Cambridge Highlands also known as "Area 12", is a neighborhood of Cambridge, Massachusetts bounded by the railroad tracks on the north and east, the Belmont town line on the west, and Fresh Pond on the south. In 2005 it had a population of 673 residents living in 281 households, and the average household income was $56,500.
The street grid is internally disconnected, and the railroads and pond block access north, east, and south. The only through roads are the east-west Concord Avenue and north-south Alewife Brook Parkway. Public transit access includes Alewife Station across the railroad tracks, and buses on Concord Avenue connecting to Harvard Square.
The area is largely industrial-commercial, with the Fresh Pond Mall, Chipotle Mexican Grill, Dunkin' Donuts, Trader Joe's, CVS Pharmacy, and other stores on Alewife Brook Parkway. The mall includes Whole Foods Market, PetSmart, TJMaxx, McDonald's, Staples, and a movie theater multiplex. Also in the neighborhood are BBN Technologies, E Ink Corporation, an office of the Social Security Administration, a Best Western hotel, the Olympia Fencing Center, and a large Eversource electrical substation. A Joyce Chen restaurant, now closed, was previously in the neighborhood.
North of Concord Avenue and west of Alewife Brook Parkway a variety of light-industrial uses predominate, including Anderson & McQuaid Millwork, Longleaf Lumber's reclaimed wood warehouse and showroom, the scene shop of the American Repertory Theater, and the C.J. Mabardy disposal station, but since 2010 a steady encroachment of residential buildings has been occurring from the east. The Sancta Maria Nursing Facility and the Fayerweather Street School are also situated in this area.

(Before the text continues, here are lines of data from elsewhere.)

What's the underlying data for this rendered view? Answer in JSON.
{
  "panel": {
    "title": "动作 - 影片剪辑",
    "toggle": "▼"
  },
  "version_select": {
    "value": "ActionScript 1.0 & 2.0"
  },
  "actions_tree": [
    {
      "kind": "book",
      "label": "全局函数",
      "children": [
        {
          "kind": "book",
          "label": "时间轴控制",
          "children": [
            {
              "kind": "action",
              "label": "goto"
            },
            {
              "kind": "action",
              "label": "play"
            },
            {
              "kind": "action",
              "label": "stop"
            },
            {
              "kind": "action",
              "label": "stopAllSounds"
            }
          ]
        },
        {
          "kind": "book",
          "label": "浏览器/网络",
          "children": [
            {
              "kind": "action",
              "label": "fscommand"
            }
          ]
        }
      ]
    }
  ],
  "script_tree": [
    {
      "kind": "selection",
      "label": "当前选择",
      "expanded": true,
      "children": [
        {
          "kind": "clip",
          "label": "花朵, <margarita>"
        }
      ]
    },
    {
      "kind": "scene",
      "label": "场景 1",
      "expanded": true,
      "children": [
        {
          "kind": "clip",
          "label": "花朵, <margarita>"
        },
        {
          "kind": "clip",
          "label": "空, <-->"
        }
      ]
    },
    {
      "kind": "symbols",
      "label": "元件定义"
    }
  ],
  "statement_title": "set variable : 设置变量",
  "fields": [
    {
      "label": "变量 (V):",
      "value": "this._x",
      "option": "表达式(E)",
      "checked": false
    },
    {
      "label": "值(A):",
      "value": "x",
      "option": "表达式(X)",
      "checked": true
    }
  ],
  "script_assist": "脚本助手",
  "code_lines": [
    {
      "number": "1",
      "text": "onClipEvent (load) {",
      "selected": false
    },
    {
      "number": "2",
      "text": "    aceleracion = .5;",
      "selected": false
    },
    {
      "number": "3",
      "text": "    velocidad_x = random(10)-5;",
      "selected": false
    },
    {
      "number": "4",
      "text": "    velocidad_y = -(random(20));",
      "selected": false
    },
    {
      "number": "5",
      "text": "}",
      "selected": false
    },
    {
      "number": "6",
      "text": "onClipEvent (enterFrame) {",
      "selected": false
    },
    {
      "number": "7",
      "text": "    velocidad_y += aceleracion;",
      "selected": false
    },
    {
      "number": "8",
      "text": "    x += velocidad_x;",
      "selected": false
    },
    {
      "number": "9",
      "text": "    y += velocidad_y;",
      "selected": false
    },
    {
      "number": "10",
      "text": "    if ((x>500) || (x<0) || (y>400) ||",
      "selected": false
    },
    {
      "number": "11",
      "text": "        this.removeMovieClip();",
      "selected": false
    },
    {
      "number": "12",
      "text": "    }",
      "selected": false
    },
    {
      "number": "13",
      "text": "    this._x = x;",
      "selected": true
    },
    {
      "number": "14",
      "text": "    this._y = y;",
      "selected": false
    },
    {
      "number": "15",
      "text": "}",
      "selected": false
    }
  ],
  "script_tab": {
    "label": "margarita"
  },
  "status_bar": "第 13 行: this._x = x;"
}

Near the Belmont line, a few streets in the neighborhood are mainly residential. There are also a few isolated houses on Concord Avenue, and a senior living center overlooking Fresh Pond; condominiums have gone up on Wheeler Street. In 2011, a developer purchased 70 Fawcett Street (owned by Level 3 Communications until 2003) and is in the process of constructing a 428-unit residential complex.
Originally, the area was merely swampland between Spy Pond and Fresh Pond, drained by Alewife Brook. What is now Concord Avenue was laid out sometime between 1805 and 1812 as the eastern part of the Cambridge and Concord Turnpike, proceeding directly from the new West Boston Bridge to the center of Concord, Massachusetts.
The Fitchburg Railroad opened in 1843, with stations on both sides of the wetlands (Blanchard Road and Brickworks). A spur to serve freight customers was constructed before the rest of the local street grid, explaining some of the unusual present-day property lines. It ran diagonally from northeast (near the bend in Fawcett Street) to southwest (terminating near customers on Concord Ave at Smith Place). As of 2013, abandoned sidings can still be found south of the Fitchburg main line, which presently carries MBTA Commuter Rail service as the Fitchburg Line (though with no stops in Cambridge Highlands). The Watertown Branch Railroad began construction in 1847, diverging from the Fitchburg main line east of present-day New Street. It skirts Fresh Pond to the east, and provided passenger service to Waltham until 1938. Freight service continued until 2007 or 2009; the railroad was officially abandoned in 2011 and is being turned into a rail trail in segments. The curve of the Watertown Branch defines the rear boundary of the Fresh Pond Mall and the curve of the industrial buildings on New Street.
By 1903, there were still sparse development improvements other than the railroads, Concord Avenue, and a few nearby industrial buildings. The neighborhood was urbanized into a largely industrial area in the 1900s.
- Cambridge Highlands - Neighborhood 12 (City of Cambridge info page)